An Egyptian envoy urged the Palestinians on Thursday to lead the way toward ending more than three years of violence with Israel, saying he is hopeful that Israel will respond favorably to such moves.

Egypt has been trying for weeks to get Palestinian militants to halt attacks against Israel to help restart peace talks. Osama el-Baz (search), a top aide to Egyptian President Hosni Mubarak, traveled to the Palestinian areas on Thursday as part of those efforts.

El-Baz voiced some optimism after a meeting with Palestinian leader Yasser Arafat.

"We are deeply concerned to get out of this problematic situation which threatens the whole region," he said. "What I heard from President Arafat makes me more hopeful for the future."

Israel and the United States accuse Arafat of fomenting terrorism and impeding truce efforts, and el-Baz did not give specifics on whether Arafat had made any concrete undertakings.

The Palestinians have refused to dismantle militant groups as required in the U.S.-led "road map" peace plan — and their Egyptian-backed efforts to win a no-violence pledge from the militants have so far failed. Meanwhile, violence continues and Israel has not frozen settlements or carried out other road map obligations.
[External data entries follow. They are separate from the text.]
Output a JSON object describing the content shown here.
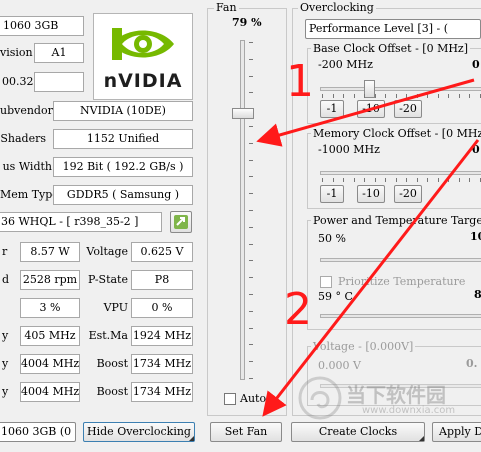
{
  "left": {
    "top_name_fragment": "1060 3GB",
    "bios_label": "vision",
    "bios_value": "A1",
    "driver_fragment": "00.32",
    "subvendor_label": "ubvendor",
    "subvendor_value": "NVIDIA (10DE)",
    "shaders_label": "Shaders",
    "shaders_value": "1152 Unified",
    "bus_label": "us Width",
    "bus_value": "192 Bit ( 192.2 GB/s )",
    "memtype_label": "Mem Type",
    "memtype_value": "GDDR5 ( Samsung )",
    "driver_value": "36 WHQL - [ r398_35-2 ]",
    "logo_text": "nVIDIA",
    "rows": [
      {
        "l1": "r",
        "v1": "8.57 W",
        "l2": "Voltage",
        "v2": "0.625 V"
      },
      {
        "l1": "d",
        "v1": "2528 rpm",
        "l2": "P-State",
        "v2": "P8"
      },
      {
        "l1": "",
        "v1": "3 %",
        "l2": "VPU",
        "v2": "0 %"
      },
      {
        "l1": "y",
        "v1": "405 MHz",
        "l2": "Est.Ma",
        "v2": "1924 MHz"
      },
      {
        "l1": "y",
        "v1": "4004 MHz",
        "l2": "Boost",
        "v2": "1734 MHz"
      },
      {
        "l1": "y",
        "v1": "4004 MHz",
        "l2": "Boost",
        "v2": "1734 MHz"
      }
    ],
    "gpu_select": "1060 3GB (0",
    "hide_oc_button": "Hide Overclocking"
  },
  "fan": {
    "title": "Fan",
    "percent": "79 %",
    "level": 0.79,
    "auto_label": "Auto",
    "set_fan_button": "Set Fan"
  },
  "oc": {
    "title": "Overclocking",
    "perf_level": "Performance Level [3] - (",
    "base_clock_label": "Base Clock Offset - [0 MHz]",
    "base_clock_min": "-200 MHz",
    "base_clock_right": "0",
    "mem_clock_label": "Memory Clock Offset - [0 MHz",
    "mem_clock_min": "-1000 MHz",
    "mem_clock_right": "0",
    "step_buttons": [
      "-1",
      "-10",
      "-20"
    ],
    "power_temp_label": "Power and Temperature Target",
    "power_value": "50 %",
    "power_right": "10",
    "prioritize_label": "Prioritize Temperature",
    "temp_value": "59 ° C",
    "temp_right": "8",
    "voltage_label": "Voltage - [0.000V]",
    "voltage_value": "0.000 V",
    "voltage_right": "0.",
    "create_clocks_button": "Create Clocks",
    "apply_button": "Apply D"
  },
  "annotations": {
    "mark1": "1",
    "mark2": "2"
  },
  "watermark": {
    "cn": "当下软件园",
    "url": "www.downxia.com"
  },
  "colors": {
    "nvidia_green": "#76b900",
    "annotation_red": "#ff1a1a"
  }
}
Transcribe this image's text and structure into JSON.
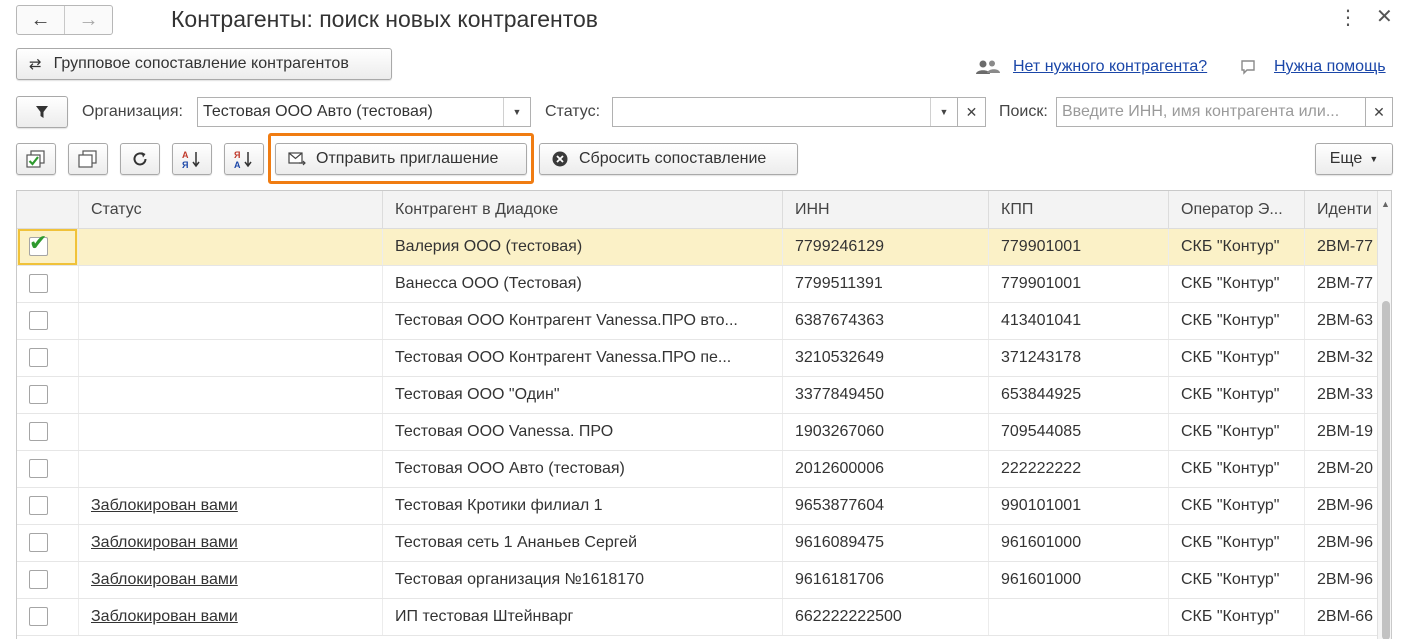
{
  "window": {
    "title": "Контрагенты: поиск новых контрагентов",
    "back_icon": "←",
    "forward_icon": "→",
    "more_icon": "⋮",
    "close_icon": "✕"
  },
  "header": {
    "group_button_label": "Групповое сопоставление контрагентов",
    "no_contractor_link": "Нет нужного контрагента?",
    "help_link": "Нужна помощь"
  },
  "filters": {
    "org_label": "Организация:",
    "org_value": "Тестовая ООО Авто (тестовая)",
    "status_label": "Статус:",
    "status_value": "",
    "search_label": "Поиск:",
    "search_placeholder": "Введите ИНН, имя контрагента или..."
  },
  "toolbar": {
    "send_invitation_label": "Отправить приглашение",
    "reset_mapping_label": "Сбросить сопоставление",
    "more_label": "Еще",
    "highlight_color": "#f07c12"
  },
  "table": {
    "columns": [
      "Статус",
      "Контрагент в Диадоке",
      "ИНН",
      "КПП",
      "Оператор Э...",
      "Иденти"
    ],
    "rows": [
      {
        "checked": true,
        "status": "",
        "name": "Валерия ООО (тестовая)",
        "inn": "7799246129",
        "kpp": "779901001",
        "operator": "СКБ \"Контур\"",
        "id": "2BM-77"
      },
      {
        "checked": false,
        "status": "",
        "name": "Ванесса ООО (Тестовая)",
        "inn": "7799511391",
        "kpp": "779901001",
        "operator": "СКБ \"Контур\"",
        "id": "2BM-77"
      },
      {
        "checked": false,
        "status": "",
        "name": "Тестовая ООО Контрагент Vanessa.ПРО вто...",
        "inn": "6387674363",
        "kpp": "413401041",
        "operator": "СКБ \"Контур\"",
        "id": "2BM-63"
      },
      {
        "checked": false,
        "status": "",
        "name": "Тестовая ООО Контрагент Vanessa.ПРО пе...",
        "inn": "3210532649",
        "kpp": "371243178",
        "operator": "СКБ \"Контур\"",
        "id": "2BM-32"
      },
      {
        "checked": false,
        "status": "",
        "name": "Тестовая ООО \"Один\"",
        "inn": "3377849450",
        "kpp": "653844925",
        "operator": "СКБ \"Контур\"",
        "id": "2BM-33"
      },
      {
        "checked": false,
        "status": "",
        "name": "Тестовая ООО Vanessa. ПРО",
        "inn": "1903267060",
        "kpp": "709544085",
        "operator": "СКБ \"Контур\"",
        "id": "2BM-19"
      },
      {
        "checked": false,
        "status": "",
        "name": "Тестовая ООО Авто (тестовая)",
        "inn": "2012600006",
        "kpp": "222222222",
        "operator": "СКБ \"Контур\"",
        "id": "2BM-20"
      },
      {
        "checked": false,
        "status": "Заблокирован вами",
        "name": "Тестовая Кротики филиал 1",
        "inn": "9653877604",
        "kpp": "990101001",
        "operator": "СКБ \"Контур\"",
        "id": "2BM-96"
      },
      {
        "checked": false,
        "status": "Заблокирован вами",
        "name": "Тестовая сеть 1 Ананьев Сергей",
        "inn": "9616089475",
        "kpp": "961601000",
        "operator": "СКБ \"Контур\"",
        "id": "2BM-96"
      },
      {
        "checked": false,
        "status": "Заблокирован вами",
        "name": "Тестовая организация №1618170",
        "inn": "9616181706",
        "kpp": "961601000",
        "operator": "СКБ \"Контур\"",
        "id": "2BM-96"
      },
      {
        "checked": false,
        "status": "Заблокирован вами",
        "name": "ИП тестовая Штейнварг",
        "inn": "662222222500",
        "kpp": "",
        "operator": "СКБ \"Контур\"",
        "id": "2BM-66"
      }
    ]
  }
}
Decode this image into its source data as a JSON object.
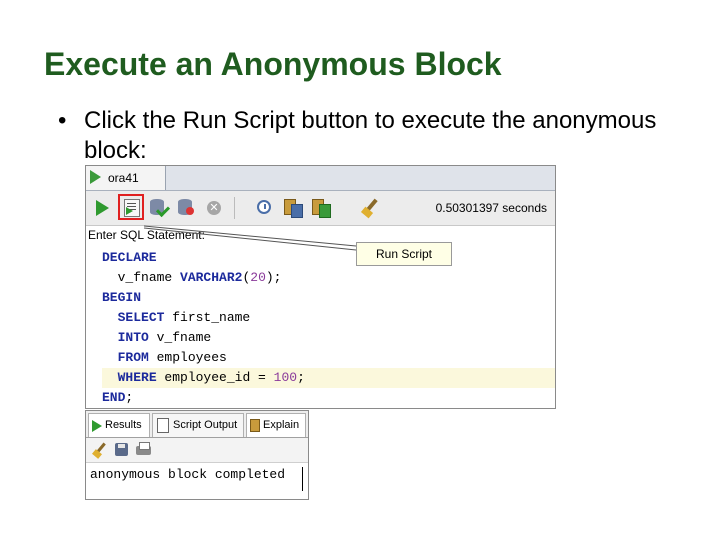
{
  "slide": {
    "title": "Execute an Anonymous Block",
    "bullet_symbol": "•",
    "bullet_text": "Click the Run Script button to execute the anonymous block:"
  },
  "worksheet": {
    "tab_label": "ora41",
    "toolbar": {
      "icons": [
        "run-statement-icon",
        "run-script-icon",
        "commit-icon",
        "rollback-icon",
        "cancel-icon",
        "sql-history-icon",
        "explain-plan-icon",
        "autotrace-icon",
        "clear-icon"
      ],
      "highlighted_button": "run-script-button"
    },
    "execution_time": "0.50301397 seconds",
    "sql_label": "Enter SQL Statement:",
    "tooltip": "Run Script",
    "code": {
      "line1_kw": "DECLARE",
      "line2_ident": "v_fname ",
      "line2_type": "VARCHAR2",
      "line2_open": "(",
      "line2_num": "20",
      "line2_close": ");",
      "line3_kw": "BEGIN",
      "line4_kw": "SELECT",
      "line4_rest": " first_name",
      "line5_kw": "INTO",
      "line5_rest": " v_fname",
      "line6_kw": "FROM",
      "line6_rest": " employees",
      "line7_kw": "WHERE",
      "line7_rest": " employee_id = ",
      "line7_num": "100",
      "line7_end": ";",
      "line8_kw": "END",
      "line8_end": ";"
    },
    "colors": {
      "keyword": "#1c2a9c",
      "number": "#8a3a9a",
      "highlight_line": "#fbf8dc",
      "run_script_border": "#e02020"
    }
  },
  "output": {
    "tabs": [
      "Results",
      "Script Output",
      "Explain"
    ],
    "active_tab": "Script Output",
    "toolbar_icons": [
      "clear-icon",
      "save-icon",
      "print-icon"
    ],
    "text": "anonymous block completed"
  },
  "colors": {
    "title": "#1f5c1f"
  }
}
The road map calls for an end to violence and the establishment of a Palestinian state by 2005.

On Thursday, el-Baz urged the Palestinians to take an active role in improving the situation.

"We should set a good example. We, from our side, should take decisions and measures that can lead the way to a better future," el-Baz said. "Then, we hope the Israelis will do the same, because [resolving] the whole problem depends on the willingness of both sides."

Arafat, who has been confined to Ramallah (search) for two years by Israeli troops, said only that they had discussed "the problems that we face as the Palestinian people."

A senior Palestinian official told The Associated Press that there were growing concerns among the Palestinian leadership about Israeli Prime Minister Ariel Sharon's threatened plan to draw unilaterally an Israeli-Palestinian partition line leaving the Palestinians with a fraction of the land they seek.

Sharon threatened last month to do this if he concluded there was no possibility of implementing the road map with the current Palestinian leadership.

The Palestinian official, who spoke on condition of anonymity, said that the Palestinians hoped to reach an understanding with the United States whereby violence would stop on both sides before an actual forceful dismantling of the militant groups.

Israel has in the past insisted it would accept nothing less than a full disarming of the militants responsible for killing hundreds of Israelis — something its own army has failed to accomplish in more than three years of concerted effort.

Palestinian Prime Minister Ahmed Qureia (search) has been trying for more than two months to forge a Palestinian-only truce agreement nonetheless — and the failure of these efforts has delayed a hoped-for meeting with Sharon.

The efforts have been strongly backed by Egypt, which in 1979 became the first Arab country to sign a peace agreement with Israel and has frequently mediated between Israel and the Arab world.

A failed Israeli airstrike this week in the Gaza Strip, aimed at two militants from the Hamas group, has also complicated the cease-fire efforts.

Hamas, responsible for most of the more than 100 suicide bombings in Israel over the past three years, had appeared to scale back its operations in recent weeks but vowed revenge after the airstrike.

Meanwhile, the New Year passed without major incidents in Israel, where security forces had been on high alert, setting up roadblocks and patrolling highways and popular gathering spots.

In the West Bank city of Nablus, Israeli troops tightened a curfew, conducting house-to-house searches for fugitives, witnesses said. Overnight, soldiers evacuated residents from their homes as they looked for militants, they said.

The army has carried out a series of raids in Nablus, a center of militant activity, for more than two weeks.

The army also said it had removed a blockade of Jenin, another town in the West Bank that has been a center of militant activity. It said the move — imposed a week ago because of many terror "alerts" — would allow pedestrians and vehicles to move in and out of the town.